The movie portrays Mary Magdalene, one of Jesus’ most important followers who also witnessed his crucifixion and resurrection. Durran said it was an “incredibly rewarding experience” working with the team of artists at SEP Jordan.
Their creations are also sold in high-end stores such as Harrod’s in London and in the Swiss ski resort of Gstaad. A new shop featuring the quality goods has opened in Geneva, and SEP Jordan’s products are also sold at the Landmark Hotel in the Jordanian capital, Amman.
“When the women cross-stitch, they put their feelings and emotions within the threads of their piece,” said Asma Aradeh, summing up the feelings of those involved.

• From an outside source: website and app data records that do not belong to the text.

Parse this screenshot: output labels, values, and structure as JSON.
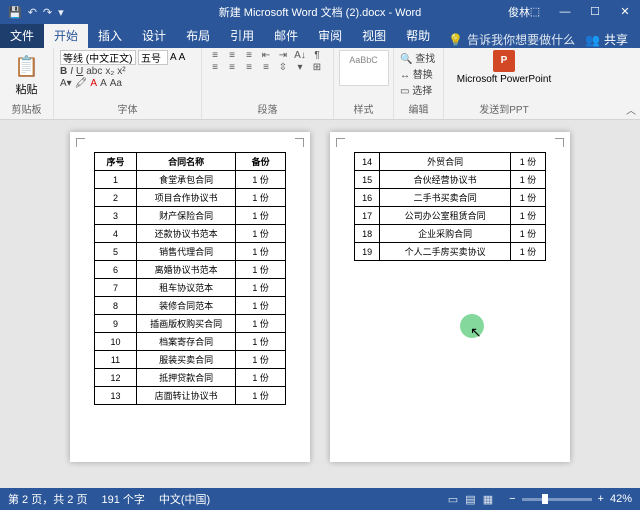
{
  "titlebar": {
    "title": "新建 Microsoft Word 文档 (2).docx - Word",
    "user": "俊林"
  },
  "tabs": {
    "file": "文件",
    "home": "开始",
    "insert": "插入",
    "design": "设计",
    "layout": "布局",
    "references": "引用",
    "mailings": "邮件",
    "review": "审阅",
    "view": "视图",
    "help": "帮助",
    "tellme": "告诉我你想要做什么",
    "share": "共享"
  },
  "ribbon": {
    "clipboard": {
      "paste": "粘贴",
      "label": "剪贴板"
    },
    "font": {
      "name": "等线 (中文正文)",
      "size": "五号",
      "label": "字体"
    },
    "paragraph": {
      "label": "段落"
    },
    "styles": {
      "label": "样式",
      "normal": "AaBbC"
    },
    "editing": {
      "find": "查找",
      "replace": "替换",
      "select": "选择",
      "label": "编辑"
    },
    "ppt": {
      "brand": "Microsoft PowerPoint",
      "label": "发送到PPT"
    }
  },
  "table1": {
    "headers": {
      "c1": "序号",
      "c2": "合同名称",
      "c3": "备份"
    },
    "rows": [
      {
        "n": "1",
        "name": "食堂承包合同",
        "q": "1 份"
      },
      {
        "n": "2",
        "name": "项目合作协议书",
        "q": "1 份"
      },
      {
        "n": "3",
        "name": "财产保险合同",
        "q": "1 份"
      },
      {
        "n": "4",
        "name": "还款协议书范本",
        "q": "1 份"
      },
      {
        "n": "5",
        "name": "销售代理合同",
        "q": "1 份"
      },
      {
        "n": "6",
        "name": "离婚协议书范本",
        "q": "1 份"
      },
      {
        "n": "7",
        "name": "租车协议范本",
        "q": "1 份"
      },
      {
        "n": "8",
        "name": "装修合同范本",
        "q": "1 份"
      },
      {
        "n": "9",
        "name": "插画版权购买合同",
        "q": "1 份"
      },
      {
        "n": "10",
        "name": "档案寄存合同",
        "q": "1 份"
      },
      {
        "n": "11",
        "name": "服装买卖合同",
        "q": "1 份"
      },
      {
        "n": "12",
        "name": "抵押贷款合同",
        "q": "1 份"
      },
      {
        "n": "13",
        "name": "店面转让协议书",
        "q": "1 份"
      }
    ]
  },
  "table2": {
    "rows": [
      {
        "n": "14",
        "name": "外贸合同",
        "q": "1 份"
      },
      {
        "n": "15",
        "name": "合伙经营协议书",
        "q": "1 份"
      },
      {
        "n": "16",
        "name": "二手书买卖合同",
        "q": "1 份"
      },
      {
        "n": "17",
        "name": "公司办公室租赁合同",
        "q": "1 份"
      },
      {
        "n": "18",
        "name": "企业采购合同",
        "q": "1 份"
      },
      {
        "n": "19",
        "name": "个人二手房买卖协议",
        "q": "1 份"
      }
    ]
  },
  "status": {
    "page": "第 2 页，共 2 页",
    "words": "191 个字",
    "lang": "中文(中国)",
    "zoom": "42%"
  }
}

“That’s why every stitch tells a story. And there is a story really behind every piece,” she said.
24 April 2019
Tags: Refugees Jordan

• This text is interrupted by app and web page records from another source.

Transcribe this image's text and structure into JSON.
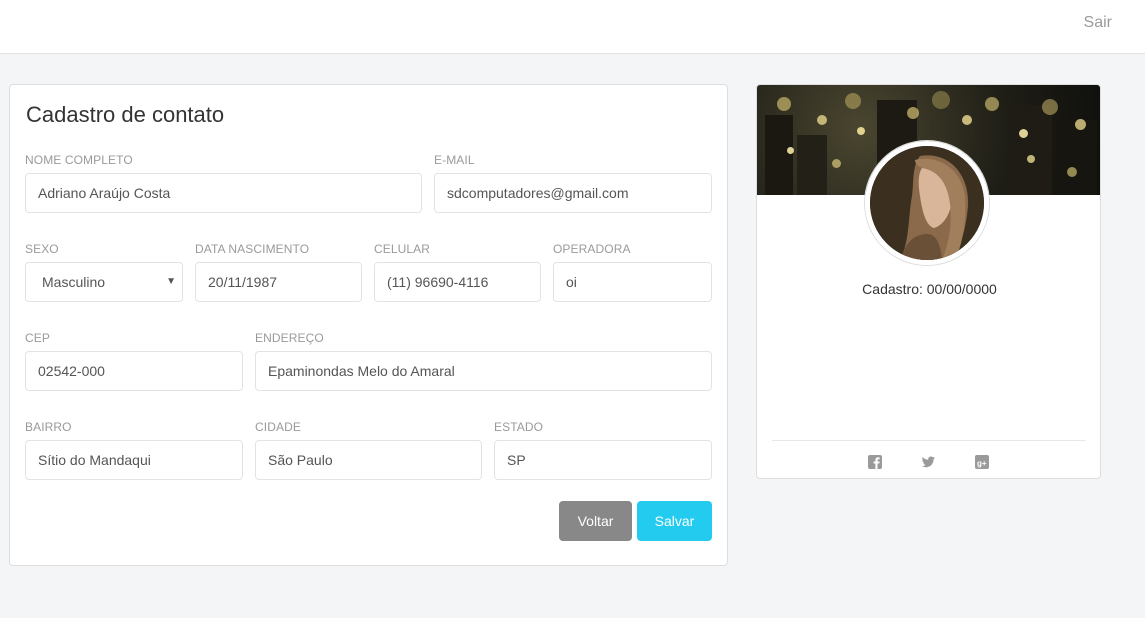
{
  "header": {
    "logout_label": "Sair"
  },
  "form": {
    "title": "Cadastro de contato",
    "fields": {
      "full_name": {
        "label": "NOME COMPLETO",
        "value": "Adriano Araújo Costa"
      },
      "email": {
        "label": "E-MAIL",
        "value": "sdcomputadores@gmail.com"
      },
      "sex": {
        "label": "SEXO",
        "value": "Masculino"
      },
      "birth_date": {
        "label": "DATA NASCIMENTO",
        "value": "20/11/1987"
      },
      "mobile": {
        "label": "CELULAR",
        "value": "(11) 96690-4116"
      },
      "carrier": {
        "label": "OPERADORA",
        "value": "oi"
      },
      "zip": {
        "label": "CEP",
        "value": "02542-000"
      },
      "address": {
        "label": "ENDEREÇO",
        "value": "Epaminondas Melo do Amaral"
      },
      "district": {
        "label": "BAIRRO",
        "value": "Sítio do Mandaqui"
      },
      "city": {
        "label": "CIDADE",
        "value": "São Paulo"
      },
      "state": {
        "label": "ESTADO",
        "value": "SP"
      }
    },
    "buttons": {
      "back": "Voltar",
      "save": "Salvar"
    }
  },
  "profile": {
    "registration_text": "Cadastro: 00/00/0000",
    "social": [
      "facebook-icon",
      "twitter-icon",
      "google-plus-icon"
    ]
  },
  "colors": {
    "save_button": "#23ccef",
    "back_button": "#888888"
  }
}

Women hold signs during a 23 April 2019, prayer vigil outside a Catholic church in New Delhi, India, in solidarity with the victims of Sri Lanka's Easter suicide bomb attacks.
(photo: CNS/Adnan Abidi, Reuters)
23 April 2019
Tags: India Persecution
Syriac Catholic Patriarch Ignace Joseph III Younan celebrates Mass for displaced Iraqis on 20 April 2019 at the Church of St. Elias in Dekwaneh, Lebanon.
(CNS photo/ courtesy Syriac Catholic Patriarchate)
18 April 2019
Tags: Syria Lebanon Iraqi Christians
Ruthenian Greek Catholics of the village of Tichy Potok, Slovakia, celebrate the paschal mystery on Easter in 2001. (photo: Jacqueline Ruyuak)
17 April 2019
Tags: Cultural Identity Village life Slovakia Eastern Catholics Ruthenians
Pope Francis arrives for his general audience in St. Peter’s Square at the Vatican on 17 April 2019. The Easter Triduum — marking Holy Thursday, Good Friday and Holy Saturday — begins tomorrow. (photo: CNS/Yara Nardi, Reuters)
16 April 2019
Tags: Pope Francis
Pope Francis meets on 15 April 2019 with Archbishop Borys Gudziak, who will be installed on 4 June as the metropolitan-archbishop of the Ukrainian Catholic Archeparchy of Philadelphia.
(CNS photo/Vatican Media)
Tags: Pope Francis Ukrainian Catholic